This popular crisis narrative has us envision this region plummeting into a post-apocalyptic dystopia that rivals any scene from Mad Max. It will be a grim future, this total annihilation of the mountains, and at the end of it the purveyors of the crisis narrative will have but one smug question left for us: “Are you happy now?” » Continue Reading.
Three Winter Weekend events will be held for the sixth consecutive year at Camp Santanoni in Newcomb.
The events will take place during the Martin Luther King Jr. holiday weekend, January 19-21; Presidents Day holiday weekend, February 16-18; and the weekend of March 16-17.
These Winter Weekends have grown in popularity in recent years as cross-country skiers and snowshoers access the historic great camp property to rest, tour the buildings, and view interpretative displays. » Continue Reading.
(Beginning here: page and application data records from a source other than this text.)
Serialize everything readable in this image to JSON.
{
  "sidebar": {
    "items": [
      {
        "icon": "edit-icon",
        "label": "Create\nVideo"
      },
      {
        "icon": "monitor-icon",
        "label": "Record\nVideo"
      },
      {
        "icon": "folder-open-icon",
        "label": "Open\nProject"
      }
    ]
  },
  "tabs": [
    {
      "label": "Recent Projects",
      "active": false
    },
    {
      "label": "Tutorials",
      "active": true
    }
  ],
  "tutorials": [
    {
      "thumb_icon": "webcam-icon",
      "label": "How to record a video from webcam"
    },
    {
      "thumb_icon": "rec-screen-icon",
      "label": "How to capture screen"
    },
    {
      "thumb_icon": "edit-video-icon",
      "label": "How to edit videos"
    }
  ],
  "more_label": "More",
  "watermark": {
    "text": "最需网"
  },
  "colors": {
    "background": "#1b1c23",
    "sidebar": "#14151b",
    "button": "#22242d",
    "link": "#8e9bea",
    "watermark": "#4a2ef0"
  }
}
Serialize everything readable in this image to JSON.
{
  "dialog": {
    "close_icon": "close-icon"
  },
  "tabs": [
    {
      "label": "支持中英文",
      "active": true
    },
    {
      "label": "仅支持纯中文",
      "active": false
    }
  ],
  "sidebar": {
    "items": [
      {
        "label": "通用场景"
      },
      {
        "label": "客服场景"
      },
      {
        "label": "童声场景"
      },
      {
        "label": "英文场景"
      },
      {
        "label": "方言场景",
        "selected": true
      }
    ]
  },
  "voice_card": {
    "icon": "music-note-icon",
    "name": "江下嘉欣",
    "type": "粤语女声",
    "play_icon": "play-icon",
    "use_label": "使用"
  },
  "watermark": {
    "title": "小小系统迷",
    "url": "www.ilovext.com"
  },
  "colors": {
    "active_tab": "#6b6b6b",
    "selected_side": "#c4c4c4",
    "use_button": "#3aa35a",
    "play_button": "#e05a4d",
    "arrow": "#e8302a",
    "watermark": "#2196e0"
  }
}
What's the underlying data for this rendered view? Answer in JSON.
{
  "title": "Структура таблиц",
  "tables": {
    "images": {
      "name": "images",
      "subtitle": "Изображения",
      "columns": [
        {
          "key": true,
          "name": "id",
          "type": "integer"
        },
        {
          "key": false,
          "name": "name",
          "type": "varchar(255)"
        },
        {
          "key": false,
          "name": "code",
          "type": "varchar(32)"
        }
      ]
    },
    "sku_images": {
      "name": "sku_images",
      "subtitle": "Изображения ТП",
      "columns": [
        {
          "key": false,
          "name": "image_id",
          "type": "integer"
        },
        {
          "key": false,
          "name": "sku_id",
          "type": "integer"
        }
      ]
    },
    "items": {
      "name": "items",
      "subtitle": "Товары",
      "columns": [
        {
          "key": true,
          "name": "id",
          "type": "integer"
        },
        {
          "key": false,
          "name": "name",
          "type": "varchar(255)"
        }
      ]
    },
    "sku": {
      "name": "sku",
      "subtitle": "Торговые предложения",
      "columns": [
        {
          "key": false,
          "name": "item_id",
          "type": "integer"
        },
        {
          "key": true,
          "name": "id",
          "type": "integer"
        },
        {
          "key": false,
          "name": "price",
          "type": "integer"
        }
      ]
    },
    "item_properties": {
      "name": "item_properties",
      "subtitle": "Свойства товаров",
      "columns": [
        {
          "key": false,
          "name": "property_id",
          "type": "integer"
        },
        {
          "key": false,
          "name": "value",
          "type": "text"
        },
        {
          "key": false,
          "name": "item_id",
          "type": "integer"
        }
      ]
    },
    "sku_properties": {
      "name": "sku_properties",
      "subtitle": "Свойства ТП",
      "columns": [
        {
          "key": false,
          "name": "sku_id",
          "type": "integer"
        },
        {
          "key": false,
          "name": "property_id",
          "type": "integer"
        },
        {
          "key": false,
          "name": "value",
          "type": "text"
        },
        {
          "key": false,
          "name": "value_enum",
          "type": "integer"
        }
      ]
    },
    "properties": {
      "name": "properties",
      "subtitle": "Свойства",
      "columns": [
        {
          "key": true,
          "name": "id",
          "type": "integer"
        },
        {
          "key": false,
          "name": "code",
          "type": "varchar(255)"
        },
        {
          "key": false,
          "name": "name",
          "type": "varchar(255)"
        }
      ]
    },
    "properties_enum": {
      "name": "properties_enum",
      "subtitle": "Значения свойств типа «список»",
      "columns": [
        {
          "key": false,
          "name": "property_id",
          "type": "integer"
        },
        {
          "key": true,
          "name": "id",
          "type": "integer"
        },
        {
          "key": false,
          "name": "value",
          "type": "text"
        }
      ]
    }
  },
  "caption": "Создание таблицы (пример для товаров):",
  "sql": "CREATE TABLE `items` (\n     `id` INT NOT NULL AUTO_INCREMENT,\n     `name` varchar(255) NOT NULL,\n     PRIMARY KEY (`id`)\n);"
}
Preserve New York grant applications are now open.
Launched in 1993 through a partnership between The Preservation League of New York State and the New York State Council on the Arts (NYSCA), Preserve New York makes grants for historic structure reports, building condition reports, cultural landscape reports, and cultural resource surveys. » Continue Reading.
The Adirondack Almanack's contributors include veteran local writers, historians, naturalists, and outdoor enthusiasts from around the Adirondack region. The Almanack is the online news journal of Adirondack Explorer. Both are nonprofits supported by contributors, readers, and advertisers, and devoted to exploring, protecting, and unifying the Adirondack Park.
General inquiries about the Adirondack Almanack should be directed to Almanack founder and editor John Warren.
To advertise on the Adirondack Almanack, or to receive information on rates and design, please click here.